    Courter goes on to describe the mine itself. The first shaft was sunk in “quicksand” and abandoned. The second shaft was sunk vertically for 40 feet, then drifted. From this drift there was an incline shaft for 50 more feet, and then a cross-cut from the bottom of the shaft for 100 feet. Then, another drift. From that, a winzie went 540 feet down. The miners never found an ounce of copper.

    I don’t think that any remains of the mine can be seen. I’ve climbed the bluff and wandered around — it’s an amazing view and an exhausting hike, straight up!

  3. The Copper Handbook is a great source – one I used extensively to compile this article. I almost put that quote in but I didn’t have enough archive images to illustrate that much about the Whealkate, so I shortened everything quite a bit. Google books has generously scanned it and created a PDF file of it, which is how I got my hands on it. For anyone who’s interested in reading it, heres a link.

    The view from Whealkate is incredible. If someone cleared off the top from trees (or built an observation tower) you could see both sides of the Keweenaw for sure. I believe it is the second highest point along the Keweenaw, only behind Mt. Horace Greeley (at 1,512 ft). We’ve been to a lot of high points along the Keweenaw, and this one was by far the hardest to scale, I almost didn’t think I would make it! But worth it in the end.

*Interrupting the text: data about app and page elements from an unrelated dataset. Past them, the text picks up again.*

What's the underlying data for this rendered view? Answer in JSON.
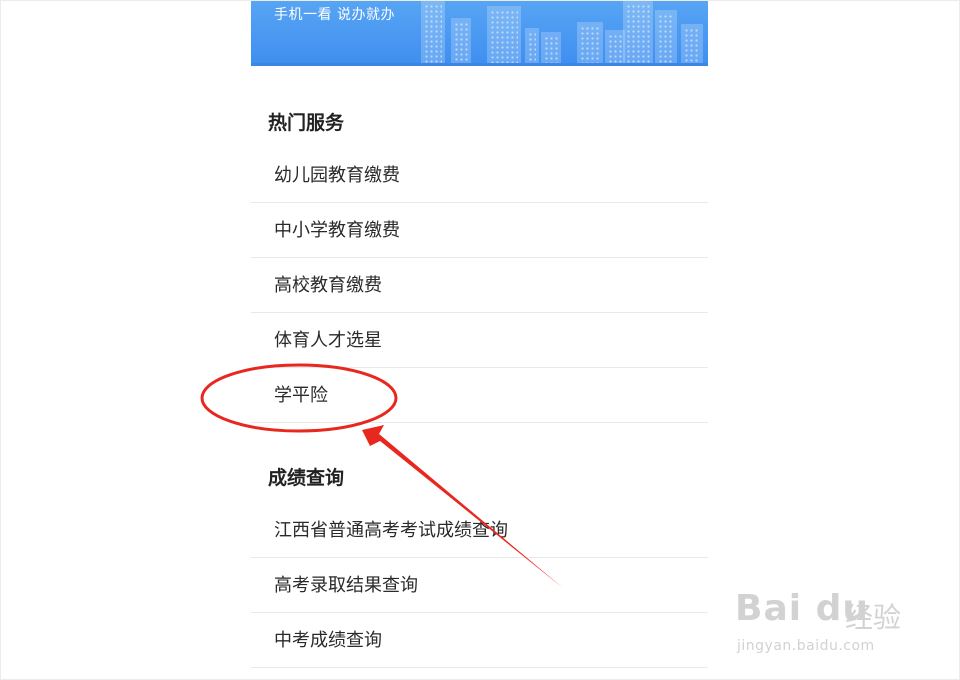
{
  "banner": {
    "slogan": "手机一看 说办就办",
    "colors": {
      "top": "#58a5f4",
      "bottom": "#3e8ef0"
    }
  },
  "sections": [
    {
      "title": "热门服务",
      "items": [
        {
          "label": "幼儿园教育缴费"
        },
        {
          "label": "中小学教育缴费"
        },
        {
          "label": "高校教育缴费"
        },
        {
          "label": "体育人才选星"
        },
        {
          "label": "学平险",
          "highlighted": true
        }
      ]
    },
    {
      "title": "成绩查询",
      "items": [
        {
          "label": "江西省普通高考考试成绩查询"
        },
        {
          "label": "高考录取结果查询"
        },
        {
          "label": "中考成绩查询"
        }
      ]
    }
  ],
  "annotation": {
    "color": "#e8281f",
    "icon": "red-circle-and-arrow"
  },
  "watermark": {
    "logo": "Bai du",
    "brand": "经验",
    "url": "jingyan.baidu.com"
  }
}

  4. Mike —

    Yes, I think Whealkate Bluff was thought to be the highest point in the state for quite a while, too. I hear that there used to be snowmobile races up it — anyone who made it at all was a winner!

    Also, I have a site suggestion — a bibliography page, listing the various (publicly available) resources you use. I don’t mean that I want you to cite things within the articles, but a list of pages and books for those who are interested in finding out even more would be awesome. For example, the Copper Handbook link, the MTU Digiarch link, Kevin’s copperrange.org page, etc. It would be an awesome addition for those of us who love exploring the Keweenaw!

  5. Dang it, I hate it when my readers come up with really great ideas that result in a lot of extra work for me :)

    Thats a really good idea. I’ve happened to come across quite a bit of stuff out there about this area (surprisingly really) and readers have supplied a lot more interesting stuff. I’ll have to work on that.

    Right now my time has been spend putting together more of these Industrial Footprints maps in the hopes to put together a master map detailing every ruin along the Keweenaw. I’ll put the Biblio on the short list…

    Thanks for the good suggestion! (I really don’t mind the work that much..)

  6. Mike,

    Thanks for the link to the Copper Handbook. More info for me to read.

    I love the biblio idea also. It would be nice to have more resources easily accesible (via links) from one place.

    As far as the master map goes, I’d bet people would be willing to purchase it.

  7. Holy cow, would I ever love that map. Partly because of locations of things I haven’t seen (I suppose there are some issues with private property), but also because it is very hard to find reasonably detailed maps of the Keweenaw (without buying every single USGS quad map for like $100!).

    As far as the bib goes, I am sure you could get a little community involvement — even just posting a request to have your regular readers post useful links in the comments of the related articles.

  8. Mike, I think that some newer and older articles have started conflicting here. I’m seeing photos from your new South Range series here, but the text and captions are from your older Southern Range series. For example, “Inside an Atlantic Mine shafthouse” is, in fact, Mission Orange! I didn’t know the mines approved of such product placement… :P

  9. After 387 posts I start running out of file names for my images, and began repeating some. And since I FTP my images into the blog, those old file names are simply overwritten with the new ones. This seems to happen from time to time, but this time I can’t seem to find the originals. So I’ll have to go back in the archives and look them up which will take time. So for now I just removed the images from these posts.

    THanks for bringing it to my attention though. Glad you guys are reading my old stuff! I sure don’t.